With ensemble forecasting, instead of running just a single forecast, we run the model many times from slightly different starting conditions. The complete set of forecasts is referred to as the ensemble and individual forecasts within it as ensemble members.

This type of ensemble prediction approach allows us to estimate the relative probabilities of different outcomes and so improve our understanding of the reliability of results. This approach also provides a measure of the uncertainty associated with predictions. Extreme events are rare, and ensemble predictions are more likely to capture them than conventional forecasts.

This three-year project started in early 2007 and consists of three strands: meteorological modelling; regional scale wave and surge modelling; and surf zone hydrodynamic and morphological modelling.

One of the issues is to make global climate predictions for this century meaningful to the UK. We are developing a linked set of numerical models to apply global atmospheric predictions to a UK scale. From this we want to predict the associated sea surges, tide and waves, simulate wave propagation into shallow water and show what happens when these waves hit sea walls and the beach. These models will be used to create a set of physically possible outcomes (the ensemble) from which uncertainties in flood predictions can be quantified.

Predictions of beach and sea defence response to each ensemble of storms will establish a statistical description of the ensemble coastal flood risk arising from overtopping and scour.

This ensemble system will then let us assess the uncertainty in predicting overtopping and scour as well as the associated coastal flooding, which is particularly large during extreme events. The modelling results will help evaluate how suitable the way we currently design coastal defences is for future extreme events. We will gain an improved understanding of the combined risks of scour and overtopping, together with a measure of the uncertainty in predicting them

Dr Qingping Zou is principal investigator for the EPIRUS project and senior lecturer in coastal engineering at the University of Plymouth.

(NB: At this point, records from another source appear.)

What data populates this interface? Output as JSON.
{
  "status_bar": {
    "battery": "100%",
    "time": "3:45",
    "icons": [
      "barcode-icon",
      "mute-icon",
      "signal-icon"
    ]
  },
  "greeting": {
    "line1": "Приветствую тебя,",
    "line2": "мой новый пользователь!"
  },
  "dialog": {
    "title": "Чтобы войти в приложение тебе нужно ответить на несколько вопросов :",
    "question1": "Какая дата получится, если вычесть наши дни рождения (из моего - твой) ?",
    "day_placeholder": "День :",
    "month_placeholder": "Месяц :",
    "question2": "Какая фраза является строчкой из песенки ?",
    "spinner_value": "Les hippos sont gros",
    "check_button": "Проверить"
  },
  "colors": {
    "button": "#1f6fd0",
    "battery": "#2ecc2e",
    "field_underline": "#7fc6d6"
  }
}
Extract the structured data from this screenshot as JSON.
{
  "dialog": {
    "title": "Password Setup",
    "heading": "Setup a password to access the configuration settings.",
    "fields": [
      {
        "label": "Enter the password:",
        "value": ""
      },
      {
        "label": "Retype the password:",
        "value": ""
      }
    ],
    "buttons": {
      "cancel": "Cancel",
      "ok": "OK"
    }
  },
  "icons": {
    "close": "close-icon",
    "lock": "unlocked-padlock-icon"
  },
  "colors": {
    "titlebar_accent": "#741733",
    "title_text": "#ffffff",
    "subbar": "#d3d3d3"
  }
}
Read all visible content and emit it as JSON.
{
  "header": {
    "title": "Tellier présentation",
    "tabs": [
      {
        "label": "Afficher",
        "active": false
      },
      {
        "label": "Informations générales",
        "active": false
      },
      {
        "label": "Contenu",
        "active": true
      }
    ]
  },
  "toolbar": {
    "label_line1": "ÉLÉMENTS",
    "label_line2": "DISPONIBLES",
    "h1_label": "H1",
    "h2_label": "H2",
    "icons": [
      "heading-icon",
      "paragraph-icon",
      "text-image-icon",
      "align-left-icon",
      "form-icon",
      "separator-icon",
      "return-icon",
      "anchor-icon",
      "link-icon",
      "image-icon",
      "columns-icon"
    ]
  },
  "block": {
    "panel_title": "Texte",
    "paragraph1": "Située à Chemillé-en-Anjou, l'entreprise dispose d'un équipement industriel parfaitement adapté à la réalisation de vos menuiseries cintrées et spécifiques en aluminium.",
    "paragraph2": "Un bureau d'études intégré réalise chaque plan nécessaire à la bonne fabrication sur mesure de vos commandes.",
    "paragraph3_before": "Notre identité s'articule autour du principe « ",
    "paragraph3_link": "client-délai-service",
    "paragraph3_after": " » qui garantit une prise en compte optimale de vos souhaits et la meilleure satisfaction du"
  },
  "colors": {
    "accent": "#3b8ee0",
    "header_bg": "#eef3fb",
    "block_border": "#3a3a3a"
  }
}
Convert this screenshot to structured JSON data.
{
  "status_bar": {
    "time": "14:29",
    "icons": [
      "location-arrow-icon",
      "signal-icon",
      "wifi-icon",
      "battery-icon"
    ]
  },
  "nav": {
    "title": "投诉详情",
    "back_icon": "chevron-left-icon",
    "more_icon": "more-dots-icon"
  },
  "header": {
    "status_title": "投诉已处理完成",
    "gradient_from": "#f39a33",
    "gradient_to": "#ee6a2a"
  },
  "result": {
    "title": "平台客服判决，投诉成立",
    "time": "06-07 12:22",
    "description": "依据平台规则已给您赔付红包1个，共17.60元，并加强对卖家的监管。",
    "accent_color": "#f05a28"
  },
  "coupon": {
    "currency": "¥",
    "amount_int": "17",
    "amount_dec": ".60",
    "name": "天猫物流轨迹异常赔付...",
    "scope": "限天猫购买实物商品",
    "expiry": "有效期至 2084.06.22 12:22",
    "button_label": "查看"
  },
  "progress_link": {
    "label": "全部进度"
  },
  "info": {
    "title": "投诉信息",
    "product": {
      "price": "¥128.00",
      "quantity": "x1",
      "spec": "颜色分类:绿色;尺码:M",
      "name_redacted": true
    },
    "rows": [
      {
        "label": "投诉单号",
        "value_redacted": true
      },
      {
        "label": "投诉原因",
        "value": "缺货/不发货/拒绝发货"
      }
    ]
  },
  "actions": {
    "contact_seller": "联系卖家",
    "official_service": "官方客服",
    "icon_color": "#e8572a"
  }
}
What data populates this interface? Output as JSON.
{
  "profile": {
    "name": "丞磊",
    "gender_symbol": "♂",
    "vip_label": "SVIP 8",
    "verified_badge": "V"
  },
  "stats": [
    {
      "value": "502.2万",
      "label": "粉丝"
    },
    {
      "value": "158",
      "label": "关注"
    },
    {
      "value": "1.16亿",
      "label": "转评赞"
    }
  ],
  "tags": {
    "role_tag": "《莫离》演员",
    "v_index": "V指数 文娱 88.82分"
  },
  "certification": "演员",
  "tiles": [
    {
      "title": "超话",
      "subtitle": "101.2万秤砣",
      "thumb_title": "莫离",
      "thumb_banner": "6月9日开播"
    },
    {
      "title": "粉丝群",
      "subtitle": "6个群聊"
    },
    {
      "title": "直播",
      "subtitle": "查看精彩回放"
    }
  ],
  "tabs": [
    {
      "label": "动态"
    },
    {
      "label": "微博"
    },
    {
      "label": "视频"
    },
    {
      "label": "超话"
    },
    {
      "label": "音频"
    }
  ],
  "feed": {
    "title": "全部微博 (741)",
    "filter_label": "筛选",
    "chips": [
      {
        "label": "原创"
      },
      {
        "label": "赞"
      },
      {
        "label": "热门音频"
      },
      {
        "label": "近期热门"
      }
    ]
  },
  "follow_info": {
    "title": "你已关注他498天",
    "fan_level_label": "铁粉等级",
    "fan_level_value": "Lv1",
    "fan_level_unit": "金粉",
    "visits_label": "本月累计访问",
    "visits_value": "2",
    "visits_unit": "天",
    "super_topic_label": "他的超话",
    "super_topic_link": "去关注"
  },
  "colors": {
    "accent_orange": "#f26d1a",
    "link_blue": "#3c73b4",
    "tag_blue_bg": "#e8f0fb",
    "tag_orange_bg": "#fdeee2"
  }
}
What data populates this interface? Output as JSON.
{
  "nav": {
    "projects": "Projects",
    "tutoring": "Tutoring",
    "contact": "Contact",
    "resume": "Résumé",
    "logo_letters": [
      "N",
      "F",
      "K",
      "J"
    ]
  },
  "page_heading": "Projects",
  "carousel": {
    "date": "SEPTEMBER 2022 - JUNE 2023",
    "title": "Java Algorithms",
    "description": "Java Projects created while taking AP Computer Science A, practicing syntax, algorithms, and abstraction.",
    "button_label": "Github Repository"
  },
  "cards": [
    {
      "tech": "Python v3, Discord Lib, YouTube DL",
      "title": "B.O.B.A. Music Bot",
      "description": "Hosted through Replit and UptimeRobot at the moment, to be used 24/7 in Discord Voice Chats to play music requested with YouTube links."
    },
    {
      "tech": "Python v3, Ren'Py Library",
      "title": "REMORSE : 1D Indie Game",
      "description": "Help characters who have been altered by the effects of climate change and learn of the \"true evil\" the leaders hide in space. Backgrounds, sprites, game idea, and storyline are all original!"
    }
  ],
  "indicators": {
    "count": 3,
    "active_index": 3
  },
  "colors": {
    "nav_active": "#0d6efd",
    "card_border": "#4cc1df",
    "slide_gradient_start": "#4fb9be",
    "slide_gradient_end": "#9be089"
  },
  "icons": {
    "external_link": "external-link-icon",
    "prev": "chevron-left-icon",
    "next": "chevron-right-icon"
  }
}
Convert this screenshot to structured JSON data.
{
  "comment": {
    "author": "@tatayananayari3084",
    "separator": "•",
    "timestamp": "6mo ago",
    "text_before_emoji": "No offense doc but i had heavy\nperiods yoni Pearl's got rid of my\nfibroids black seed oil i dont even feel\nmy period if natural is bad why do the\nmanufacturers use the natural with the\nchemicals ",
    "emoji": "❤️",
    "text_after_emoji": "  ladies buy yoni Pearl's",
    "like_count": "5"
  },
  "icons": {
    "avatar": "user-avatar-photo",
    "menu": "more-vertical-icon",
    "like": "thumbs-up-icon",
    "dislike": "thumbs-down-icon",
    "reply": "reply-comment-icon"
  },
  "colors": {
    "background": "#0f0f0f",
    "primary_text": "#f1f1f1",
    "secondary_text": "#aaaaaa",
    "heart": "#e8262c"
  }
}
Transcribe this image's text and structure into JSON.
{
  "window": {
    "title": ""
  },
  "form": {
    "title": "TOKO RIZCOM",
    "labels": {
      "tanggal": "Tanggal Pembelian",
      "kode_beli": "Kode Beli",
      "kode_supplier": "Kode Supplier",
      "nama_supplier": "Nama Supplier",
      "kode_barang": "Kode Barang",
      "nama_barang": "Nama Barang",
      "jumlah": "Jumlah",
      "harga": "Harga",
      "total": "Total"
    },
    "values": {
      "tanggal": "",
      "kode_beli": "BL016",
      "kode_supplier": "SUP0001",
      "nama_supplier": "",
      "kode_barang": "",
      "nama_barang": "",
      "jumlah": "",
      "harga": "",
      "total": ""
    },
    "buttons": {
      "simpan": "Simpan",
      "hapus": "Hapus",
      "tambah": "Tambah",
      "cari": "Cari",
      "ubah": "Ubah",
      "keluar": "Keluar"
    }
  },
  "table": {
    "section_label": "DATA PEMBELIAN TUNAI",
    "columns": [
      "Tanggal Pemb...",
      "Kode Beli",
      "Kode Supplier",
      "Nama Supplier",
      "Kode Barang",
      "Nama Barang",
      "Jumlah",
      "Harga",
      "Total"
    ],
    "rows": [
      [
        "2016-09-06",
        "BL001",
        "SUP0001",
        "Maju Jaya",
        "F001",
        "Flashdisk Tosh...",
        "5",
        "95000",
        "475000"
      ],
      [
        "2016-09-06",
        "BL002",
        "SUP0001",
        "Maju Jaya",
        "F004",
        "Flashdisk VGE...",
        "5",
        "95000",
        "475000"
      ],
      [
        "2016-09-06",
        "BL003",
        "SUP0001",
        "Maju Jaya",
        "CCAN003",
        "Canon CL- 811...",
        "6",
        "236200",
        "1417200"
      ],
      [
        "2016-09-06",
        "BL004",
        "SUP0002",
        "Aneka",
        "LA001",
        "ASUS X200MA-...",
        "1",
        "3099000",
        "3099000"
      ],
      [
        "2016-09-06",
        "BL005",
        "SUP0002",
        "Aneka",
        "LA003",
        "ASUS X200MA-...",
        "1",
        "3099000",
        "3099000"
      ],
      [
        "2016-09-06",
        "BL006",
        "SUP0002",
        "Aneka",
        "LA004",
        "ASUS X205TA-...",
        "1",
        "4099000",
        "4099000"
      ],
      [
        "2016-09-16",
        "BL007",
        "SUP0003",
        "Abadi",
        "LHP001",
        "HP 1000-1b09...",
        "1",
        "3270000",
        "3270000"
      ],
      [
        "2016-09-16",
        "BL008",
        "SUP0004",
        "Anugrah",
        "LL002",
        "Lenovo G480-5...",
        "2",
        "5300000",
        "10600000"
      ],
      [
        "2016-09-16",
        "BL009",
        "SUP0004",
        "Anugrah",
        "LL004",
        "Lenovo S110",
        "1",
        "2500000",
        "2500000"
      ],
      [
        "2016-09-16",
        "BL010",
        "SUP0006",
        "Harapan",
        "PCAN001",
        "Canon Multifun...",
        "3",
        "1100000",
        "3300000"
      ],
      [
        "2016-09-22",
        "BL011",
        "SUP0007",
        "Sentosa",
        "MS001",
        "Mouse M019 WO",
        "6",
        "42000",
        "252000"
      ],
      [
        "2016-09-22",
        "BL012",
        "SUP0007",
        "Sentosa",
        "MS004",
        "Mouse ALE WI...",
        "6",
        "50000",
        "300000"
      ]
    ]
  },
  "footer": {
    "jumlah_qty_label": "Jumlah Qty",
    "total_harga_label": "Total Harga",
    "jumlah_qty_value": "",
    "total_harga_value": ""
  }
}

Dominic Reeve is professor of coastal dynamics at the University of Plymouth.